THE SEARCH FOR A USABLE PAST
Preciso and Sandoz
READING JOURNAL: REGULAR ENTRIES
As indicated on syllabus. These will be handed in to your seminar faculty
weekly through Week 5; the journal entries for Weeks 6, 7, and 8 will be
due in your portfolio (handed in Wednesday of Week 10).
(Note that an integrative paper based on your journal will be due as part
of your portfolio. See "Reading Journal: End-of-Quarter Integrative
To deepen your engagement with what you read. The good journal entry will
record the encounter of your mind (and what's in it) with the reading (and
what's in it).
To help you prepare for seminar.
To encourage you to practice critical writing.
300-500 words, typed if possible. This is 1-1.5 pages, double spaced, with
1" margins, 12 pt. type.
Comment on your readings and provide support for what you say from the text.
"I hated this" is not enough, although perfectly OK to include.
Go farther: Why did you hate (or like) the reading? What interested you
about it? Was it well-written? Give examples of "well-written"
in this context. Did it remind you of something else you read for this program?
How or why?
Sometimes you may be reminded of something outside of the reading, and choose
to connect what you found in the reading with related themes or events of
the time. Sometimes you may want to stay inside the text, commenting on
how the author used a particular idea or symbol ("women," say,
or a particular religious symbol, or a writing style). Either is fine. Just
remember that you must focus on the interaction of your mind with the reading.
Avoid staying completely inside your own head (talking only about your reactions,
without using any material from the text). In the same fashion, avoid simply
talking only about the reading (an example of this would be simply summarizing
what the author said).
A journal entry should not contain class notes, raw notes you made while
reading the book, or simple summaries of critical articles you've read.
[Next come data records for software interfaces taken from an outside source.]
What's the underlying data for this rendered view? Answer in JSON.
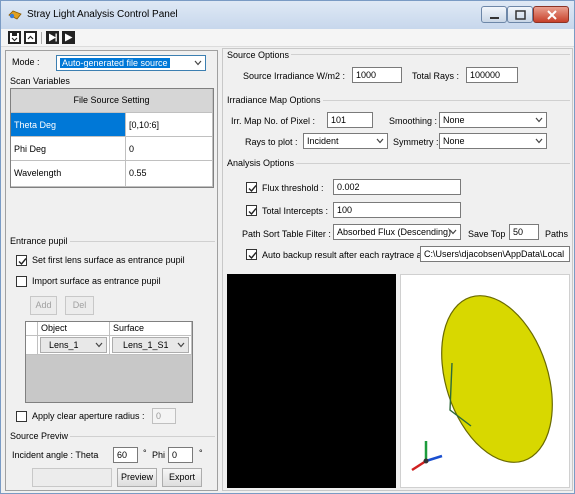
{
  "window": {
    "title": "Stray Light Analysis Control Panel"
  },
  "toolbar": {
    "buttons": [
      "save-icon",
      "open-icon",
      "step-icon",
      "play-icon"
    ]
  },
  "left": {
    "mode_label": "Mode :",
    "mode_value": "Auto-generated file source",
    "scan_variables_label": "Scan Variables",
    "file_source_header": "File Source Setting",
    "rows": [
      {
        "name": "Theta Deg",
        "value": "[0,10:6]"
      },
      {
        "name": "Phi Deg",
        "value": "0"
      },
      {
        "name": "Wavelength",
        "value": "0.55"
      }
    ],
    "entrance_pupil": {
      "title": "Entrance pupil",
      "set_first_lens": "Set first lens surface as entrance pupil",
      "import_surface": "Import surface as entrance pupil",
      "add_label": "Add",
      "del_label": "Del",
      "col_object": "Object",
      "col_surface": "Surface",
      "row_object": "Lens_1",
      "row_surface": "Lens_1_S1",
      "apply_clear_aperture": "Apply clear aperture radius :",
      "clear_aperture_value": "0"
    },
    "source_preview": {
      "title": "Source Previw",
      "incident_label": "Incident angle : Theta",
      "theta_value": "60",
      "deg1": "°",
      "phi_label": "Phi",
      "phi_value": "0",
      "deg2": "°",
      "preview_label": "Preview",
      "export_label": "Export"
    }
  },
  "source_options": {
    "title": "Source Options",
    "irradiance_label": "Source Irradiance W/m2 :",
    "irradiance_value": "1000",
    "total_rays_label": "Total Rays :",
    "total_rays_value": "100000"
  },
  "irradiance_map": {
    "title": "Irradiance Map Options",
    "pixel_label": "Irr. Map No. of Pixel :",
    "pixel_value": "101",
    "smoothing_label": "Smoothing :",
    "smoothing_value": "None",
    "rays_label": "Rays to plot :",
    "rays_value": "Incident",
    "symmetry_label": "Symmetry :",
    "symmetry_value": "None"
  },
  "analysis": {
    "title": "Analysis Options",
    "flux_label": "Flux threshold :",
    "flux_value": "0.002",
    "intercepts_label": "Total Intercepts :",
    "intercepts_value": "100",
    "path_sort_label": "Path Sort Table Filter :",
    "path_sort_value": "Absorbed Flux (Descending)",
    "save_top_label": "Save Top",
    "save_top_value": "50",
    "paths_label": "Paths",
    "auto_backup_label": "Auto backup result after each raytrace at:",
    "auto_backup_path": "C:\\Users\\djacobsen\\AppData\\Local"
  },
  "colors": {
    "selection": "#0078d7",
    "ellipse": "#d8d800",
    "viewport_black": "#000000"
  }
}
The point is to think about what you read.
Hints for success:
Type your paper.
Make it long enough (300-500 words). Short papers will be recorded as 1/2
Avoid lengthy quotations. Journal entries are not a test of how well you
Always include at least two elements in your entry: your mind, and the text
you are examining.
READING JOURNAL: END-OF-QUARTER INTEGRATIVE PAPER
December 10, 1997
To help you review and articulate your learnings this quarter, for our class
review and for use in your self-eval.
Three to four pages typed, double spaced, with 1" margins. This is
900 to 1,200 words.
Organize and rewrite material from past journal entries into a coherent
and connected statement of your learnings from the ideas and readings we've
encountered this quarter.
Hints for success:
Rather than simply doing a cut-and-paste operation, take the time to think
about what you've learned. Have your ideas about the decade under scrutiny
changed? How? What specific ideas and sources we talked about were new to
you? Gave you new insight into these years or others? What research skills
and theoretical approaches seemed valuable to you? How did they affect your
understanding course content and of "doing" history and/or literature?
How has your engagement with and/or understanding of our guiding questions
(on syllabus) changed from Week 1?
Some of the ideas in this handout came from the following:
"The American Experience, 1865-1970." Course syllabus from the
University of Alabama, Tuscaloosa (AMS 586).Online. Internet. 13 Aug. 1997.
Pimple, Keith. "Tricksters of North America." Course syllabus
from the University of Indiana, Bloomington. Online. Internet. Aug. 1997.
Journalho.fqup E VII 9-9-97